Requirement:
Across the listing below, how many lines contain the string "チェック状況"? Only the number is needed.

Given records:

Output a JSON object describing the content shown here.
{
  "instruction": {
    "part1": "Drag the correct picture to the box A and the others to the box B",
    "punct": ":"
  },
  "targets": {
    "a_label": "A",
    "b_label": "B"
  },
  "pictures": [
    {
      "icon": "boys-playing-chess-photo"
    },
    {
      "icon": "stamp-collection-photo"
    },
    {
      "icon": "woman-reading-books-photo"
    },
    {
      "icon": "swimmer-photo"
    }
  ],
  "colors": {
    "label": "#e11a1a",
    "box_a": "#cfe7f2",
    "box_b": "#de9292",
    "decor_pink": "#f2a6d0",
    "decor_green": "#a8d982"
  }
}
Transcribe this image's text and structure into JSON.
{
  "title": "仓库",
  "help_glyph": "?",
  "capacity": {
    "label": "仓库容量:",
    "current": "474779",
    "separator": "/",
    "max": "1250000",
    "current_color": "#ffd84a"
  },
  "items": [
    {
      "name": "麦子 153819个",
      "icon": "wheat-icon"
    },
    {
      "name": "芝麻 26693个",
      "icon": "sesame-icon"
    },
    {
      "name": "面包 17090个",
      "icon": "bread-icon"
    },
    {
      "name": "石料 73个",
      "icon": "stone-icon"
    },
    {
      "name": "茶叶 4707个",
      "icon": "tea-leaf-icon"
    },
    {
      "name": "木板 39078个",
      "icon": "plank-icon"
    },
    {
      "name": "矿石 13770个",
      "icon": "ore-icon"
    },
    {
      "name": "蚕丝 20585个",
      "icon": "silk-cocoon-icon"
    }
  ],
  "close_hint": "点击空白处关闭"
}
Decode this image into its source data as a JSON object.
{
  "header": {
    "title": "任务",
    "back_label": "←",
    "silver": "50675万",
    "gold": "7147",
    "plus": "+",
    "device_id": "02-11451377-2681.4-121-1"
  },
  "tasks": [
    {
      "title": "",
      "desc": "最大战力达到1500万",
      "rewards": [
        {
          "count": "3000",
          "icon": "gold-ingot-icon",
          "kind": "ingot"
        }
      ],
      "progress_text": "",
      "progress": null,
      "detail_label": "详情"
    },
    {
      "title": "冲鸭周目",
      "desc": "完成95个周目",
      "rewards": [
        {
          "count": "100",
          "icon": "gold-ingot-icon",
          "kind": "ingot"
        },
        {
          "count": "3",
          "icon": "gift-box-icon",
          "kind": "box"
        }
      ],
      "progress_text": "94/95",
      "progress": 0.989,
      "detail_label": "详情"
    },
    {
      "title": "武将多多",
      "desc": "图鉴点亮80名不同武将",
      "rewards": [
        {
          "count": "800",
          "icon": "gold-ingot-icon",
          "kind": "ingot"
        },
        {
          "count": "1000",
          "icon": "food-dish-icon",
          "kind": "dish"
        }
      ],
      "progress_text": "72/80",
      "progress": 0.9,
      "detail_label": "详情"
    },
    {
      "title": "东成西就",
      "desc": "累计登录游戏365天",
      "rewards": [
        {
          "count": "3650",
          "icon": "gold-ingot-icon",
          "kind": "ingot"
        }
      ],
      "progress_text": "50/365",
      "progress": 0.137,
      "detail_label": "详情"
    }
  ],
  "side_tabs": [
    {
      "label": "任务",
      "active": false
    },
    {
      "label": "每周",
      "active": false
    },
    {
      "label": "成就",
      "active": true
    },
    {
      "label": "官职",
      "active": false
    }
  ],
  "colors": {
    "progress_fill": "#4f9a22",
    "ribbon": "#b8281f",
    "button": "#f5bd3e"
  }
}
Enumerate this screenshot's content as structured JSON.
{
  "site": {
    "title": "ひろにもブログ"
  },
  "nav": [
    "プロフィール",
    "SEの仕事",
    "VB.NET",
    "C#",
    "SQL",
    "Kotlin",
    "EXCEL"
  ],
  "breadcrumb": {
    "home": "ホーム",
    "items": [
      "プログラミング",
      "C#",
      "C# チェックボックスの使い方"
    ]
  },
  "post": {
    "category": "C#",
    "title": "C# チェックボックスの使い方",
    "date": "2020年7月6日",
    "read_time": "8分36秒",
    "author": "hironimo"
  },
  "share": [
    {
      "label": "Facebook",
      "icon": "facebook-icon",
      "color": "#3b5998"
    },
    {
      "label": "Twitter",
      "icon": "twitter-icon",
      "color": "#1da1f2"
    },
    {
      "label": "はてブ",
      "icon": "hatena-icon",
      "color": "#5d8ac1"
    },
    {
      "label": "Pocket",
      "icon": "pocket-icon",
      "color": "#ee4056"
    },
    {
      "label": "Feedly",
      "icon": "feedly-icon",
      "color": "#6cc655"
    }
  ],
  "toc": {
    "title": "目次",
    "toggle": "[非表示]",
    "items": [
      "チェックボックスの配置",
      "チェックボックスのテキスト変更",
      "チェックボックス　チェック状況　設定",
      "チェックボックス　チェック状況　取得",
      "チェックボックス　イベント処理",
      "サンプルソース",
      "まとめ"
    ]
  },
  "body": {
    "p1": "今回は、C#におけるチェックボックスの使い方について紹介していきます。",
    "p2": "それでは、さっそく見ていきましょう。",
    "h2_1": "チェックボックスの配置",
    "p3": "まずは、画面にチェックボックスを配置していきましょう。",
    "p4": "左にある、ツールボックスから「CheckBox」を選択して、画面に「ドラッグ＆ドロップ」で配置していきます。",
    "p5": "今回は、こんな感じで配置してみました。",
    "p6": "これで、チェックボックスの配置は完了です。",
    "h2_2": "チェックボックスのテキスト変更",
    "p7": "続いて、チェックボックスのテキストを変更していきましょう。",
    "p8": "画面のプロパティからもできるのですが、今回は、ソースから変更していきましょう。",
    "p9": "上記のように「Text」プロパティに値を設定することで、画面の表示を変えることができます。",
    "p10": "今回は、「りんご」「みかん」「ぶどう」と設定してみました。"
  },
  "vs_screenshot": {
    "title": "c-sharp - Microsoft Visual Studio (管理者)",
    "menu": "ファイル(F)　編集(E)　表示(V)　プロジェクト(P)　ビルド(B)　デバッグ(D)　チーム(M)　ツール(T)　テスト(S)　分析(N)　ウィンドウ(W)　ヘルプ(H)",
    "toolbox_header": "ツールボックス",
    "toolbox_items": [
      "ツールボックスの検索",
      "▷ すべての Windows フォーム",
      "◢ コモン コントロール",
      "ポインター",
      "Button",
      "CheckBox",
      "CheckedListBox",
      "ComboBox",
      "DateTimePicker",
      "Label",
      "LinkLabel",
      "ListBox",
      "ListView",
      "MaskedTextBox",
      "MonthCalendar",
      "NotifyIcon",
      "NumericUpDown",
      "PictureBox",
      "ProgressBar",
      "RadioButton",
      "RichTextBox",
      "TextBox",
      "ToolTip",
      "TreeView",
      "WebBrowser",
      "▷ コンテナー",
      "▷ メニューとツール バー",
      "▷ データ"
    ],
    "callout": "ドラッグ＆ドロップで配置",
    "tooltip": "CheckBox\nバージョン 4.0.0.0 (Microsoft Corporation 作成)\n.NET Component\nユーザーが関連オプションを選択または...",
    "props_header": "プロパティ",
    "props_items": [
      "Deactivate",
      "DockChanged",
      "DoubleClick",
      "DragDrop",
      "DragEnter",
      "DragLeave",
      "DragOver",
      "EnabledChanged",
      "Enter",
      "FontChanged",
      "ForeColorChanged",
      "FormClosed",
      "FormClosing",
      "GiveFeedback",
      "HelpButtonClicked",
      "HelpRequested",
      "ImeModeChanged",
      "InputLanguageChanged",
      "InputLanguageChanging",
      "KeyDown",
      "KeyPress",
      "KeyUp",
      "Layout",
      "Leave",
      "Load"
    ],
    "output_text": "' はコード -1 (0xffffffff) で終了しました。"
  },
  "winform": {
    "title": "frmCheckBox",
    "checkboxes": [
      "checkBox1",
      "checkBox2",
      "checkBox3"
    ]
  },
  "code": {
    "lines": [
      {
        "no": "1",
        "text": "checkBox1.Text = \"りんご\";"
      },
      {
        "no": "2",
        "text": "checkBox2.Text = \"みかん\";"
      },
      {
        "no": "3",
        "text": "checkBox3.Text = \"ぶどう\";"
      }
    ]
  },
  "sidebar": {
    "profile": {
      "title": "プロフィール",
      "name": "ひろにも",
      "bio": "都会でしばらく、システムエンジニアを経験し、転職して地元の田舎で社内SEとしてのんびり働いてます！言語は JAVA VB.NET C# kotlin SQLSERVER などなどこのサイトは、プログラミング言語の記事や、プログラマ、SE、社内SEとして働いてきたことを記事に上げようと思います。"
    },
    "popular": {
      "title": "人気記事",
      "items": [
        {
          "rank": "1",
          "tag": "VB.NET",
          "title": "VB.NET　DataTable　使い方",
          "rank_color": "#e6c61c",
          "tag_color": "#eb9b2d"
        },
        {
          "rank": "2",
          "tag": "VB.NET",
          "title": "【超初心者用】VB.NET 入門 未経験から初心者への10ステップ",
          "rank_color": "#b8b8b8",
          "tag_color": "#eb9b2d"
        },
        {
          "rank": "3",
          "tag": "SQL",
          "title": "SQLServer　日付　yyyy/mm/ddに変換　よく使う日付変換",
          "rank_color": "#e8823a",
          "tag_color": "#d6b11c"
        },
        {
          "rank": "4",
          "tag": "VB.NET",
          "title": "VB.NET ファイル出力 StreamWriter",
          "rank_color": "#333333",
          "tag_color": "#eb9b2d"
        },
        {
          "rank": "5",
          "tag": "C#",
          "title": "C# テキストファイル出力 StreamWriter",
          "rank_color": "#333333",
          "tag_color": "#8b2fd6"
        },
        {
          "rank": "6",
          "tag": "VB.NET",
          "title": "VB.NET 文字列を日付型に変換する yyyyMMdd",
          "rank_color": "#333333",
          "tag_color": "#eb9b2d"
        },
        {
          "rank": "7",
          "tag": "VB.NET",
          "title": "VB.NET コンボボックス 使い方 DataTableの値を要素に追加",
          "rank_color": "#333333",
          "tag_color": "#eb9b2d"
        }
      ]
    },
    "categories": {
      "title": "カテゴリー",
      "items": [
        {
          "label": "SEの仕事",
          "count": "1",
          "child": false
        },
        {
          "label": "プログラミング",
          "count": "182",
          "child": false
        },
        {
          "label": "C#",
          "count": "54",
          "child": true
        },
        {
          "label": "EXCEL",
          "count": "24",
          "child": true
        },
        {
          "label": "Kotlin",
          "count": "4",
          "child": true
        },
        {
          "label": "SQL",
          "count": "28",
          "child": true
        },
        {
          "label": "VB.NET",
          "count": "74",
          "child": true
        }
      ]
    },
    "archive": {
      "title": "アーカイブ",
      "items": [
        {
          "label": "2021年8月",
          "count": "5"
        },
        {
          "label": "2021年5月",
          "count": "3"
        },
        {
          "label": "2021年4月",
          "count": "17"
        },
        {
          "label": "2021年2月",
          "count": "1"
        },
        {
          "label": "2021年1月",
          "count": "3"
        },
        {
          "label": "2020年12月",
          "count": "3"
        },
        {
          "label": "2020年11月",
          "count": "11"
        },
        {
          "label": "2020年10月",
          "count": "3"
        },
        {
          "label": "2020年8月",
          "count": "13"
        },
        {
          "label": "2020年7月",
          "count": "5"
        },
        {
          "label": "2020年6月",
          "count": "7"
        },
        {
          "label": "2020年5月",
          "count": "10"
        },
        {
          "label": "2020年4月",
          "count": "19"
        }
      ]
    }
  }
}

Expected output:
2